As you’re addressing these culture challenges, technology seems to be an easy bandaid to slap on the change issue. Slow down. Technology is exciting and necessary, but you want to ensure that the solutions that you’re investing in, both in terms of money and time, are the right ones for your firm. That’s not to say that there may not be some failures – there will be, and those are part of the learning process. But also part of the process should be first identifying the problems that you want to solve, and THEN the potential technology or process-oriented solutions that solve them. Your answer may not lie in a nifty piece of software.

That’s why you want to focus on process here, emphasizes Barr:

…the key to a law firm’s success in the coming years will be enabling people to be more efficient and focused on higher value work to drive predictability, repeatability, consistency, transparency and profitability.”

Doesn’t that sound good?

Fundamentally, firms can’t keep reinventing the wheel every time they undertake a piece of work, they must continuously improve on the way it has been done before. This is why a focus on process is so crucial for law firms to thrive in the future.”

The nice thing about this is that as you improve your processes and become more efficient, you will also get more data, which will allow you to continue to improve your processes and become more efficient.
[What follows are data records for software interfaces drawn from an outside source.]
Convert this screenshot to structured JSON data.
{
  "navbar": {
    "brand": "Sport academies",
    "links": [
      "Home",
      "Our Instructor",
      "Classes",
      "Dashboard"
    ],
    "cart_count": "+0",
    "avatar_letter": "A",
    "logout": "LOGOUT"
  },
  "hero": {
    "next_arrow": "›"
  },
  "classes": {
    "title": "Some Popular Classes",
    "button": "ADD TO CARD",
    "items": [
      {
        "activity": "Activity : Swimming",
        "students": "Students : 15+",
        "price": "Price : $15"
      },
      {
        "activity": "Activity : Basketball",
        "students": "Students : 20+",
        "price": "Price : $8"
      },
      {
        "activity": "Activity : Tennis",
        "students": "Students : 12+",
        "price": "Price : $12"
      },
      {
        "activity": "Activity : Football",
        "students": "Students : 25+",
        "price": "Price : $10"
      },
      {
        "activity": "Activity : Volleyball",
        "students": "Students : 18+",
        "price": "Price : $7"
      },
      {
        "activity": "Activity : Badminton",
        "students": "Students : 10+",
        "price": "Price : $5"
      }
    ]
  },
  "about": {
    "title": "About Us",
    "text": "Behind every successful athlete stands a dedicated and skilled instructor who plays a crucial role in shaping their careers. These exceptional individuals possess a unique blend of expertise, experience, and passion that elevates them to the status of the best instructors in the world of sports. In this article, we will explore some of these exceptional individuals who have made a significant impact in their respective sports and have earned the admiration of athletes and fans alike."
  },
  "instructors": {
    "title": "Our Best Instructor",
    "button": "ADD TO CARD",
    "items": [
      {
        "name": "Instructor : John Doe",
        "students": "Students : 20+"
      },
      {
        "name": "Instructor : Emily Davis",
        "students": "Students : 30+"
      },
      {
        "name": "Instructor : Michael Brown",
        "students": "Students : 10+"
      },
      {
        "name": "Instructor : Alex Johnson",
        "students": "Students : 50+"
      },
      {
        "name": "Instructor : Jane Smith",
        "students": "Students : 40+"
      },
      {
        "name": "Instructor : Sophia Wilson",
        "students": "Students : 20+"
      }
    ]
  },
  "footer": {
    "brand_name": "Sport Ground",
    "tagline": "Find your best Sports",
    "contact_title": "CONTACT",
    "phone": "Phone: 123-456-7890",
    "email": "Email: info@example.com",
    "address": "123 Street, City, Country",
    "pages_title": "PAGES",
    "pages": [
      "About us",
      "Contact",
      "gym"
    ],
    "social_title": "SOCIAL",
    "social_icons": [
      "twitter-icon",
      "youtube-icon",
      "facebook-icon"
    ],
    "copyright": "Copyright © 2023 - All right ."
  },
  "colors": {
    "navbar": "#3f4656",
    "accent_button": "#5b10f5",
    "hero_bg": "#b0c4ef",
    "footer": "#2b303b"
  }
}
That further enhances your firm’s ability to achieve predictability, repeatability, consistency, transparency and profitability.

Human first, then Technology

Dan Wright, who leads Osborne Clarke Solutions and is a former corporate lawyer, agreed with all of the above, and had a few other essential points that he distilled into a bulleted list. Some of these may hit close to home:

  • Don’t ignore simple solutions in favor of “innovation:” we can easily get caught up in the next big thing, but sometimes the way to be most efficient and deliver the best value for your clients is a truly simple solution that is easy to implement. Get creative.
  • Invest in more than just technology: Wright emphasizes that a firm needs to do more than just buy the software – they also need to invest in the time to train in it. We’re all guilty of expecting technology to give us a quick fix, but sometimes the things that will make us more efficient and effective in the long-term take up a tremendous time investment in the short-term. It is worth it, but we have to be committed to it.
  • Normalize the capturing of data: I have heard a LOT that lawyers and law firms are too specialized to capture and analyze data in a way that’s worthwhile. Since your clients are doing it, I can’t believe this to be true. Start embracing this before your clients wonder why they can do it, and you can’t. Then use that data to improve your service offerings.
  • Don’t be innovative for the sake of innovation: Identify the real problems and challenges you’re facing, and the solutions that you require to meet these, be they technology, people, processes, and complicated or simple.
  • Don’t be afraid to fail: this is a tough one for lawyers, but failure is a part of innovation. We all like to know that we’re going to succeed before we get started, but in the current marketplace, we’re definitely going to fail if we DON’T get started at all. So even though it’s hard, embrace failure, be open about it, and use the lessons you learn to move on to success.
  • “Focus on the human, not the machine. Use technology to augment what those humans can do and the value they deliver.”
  • And my favorite – “Make [your] clients think, ‘We had no idea we could ask our lawyers to do this.'”

Read through their comments in full in HighQ’s eBook and let me know what your thoughts are on the intersection of people, technology and processes!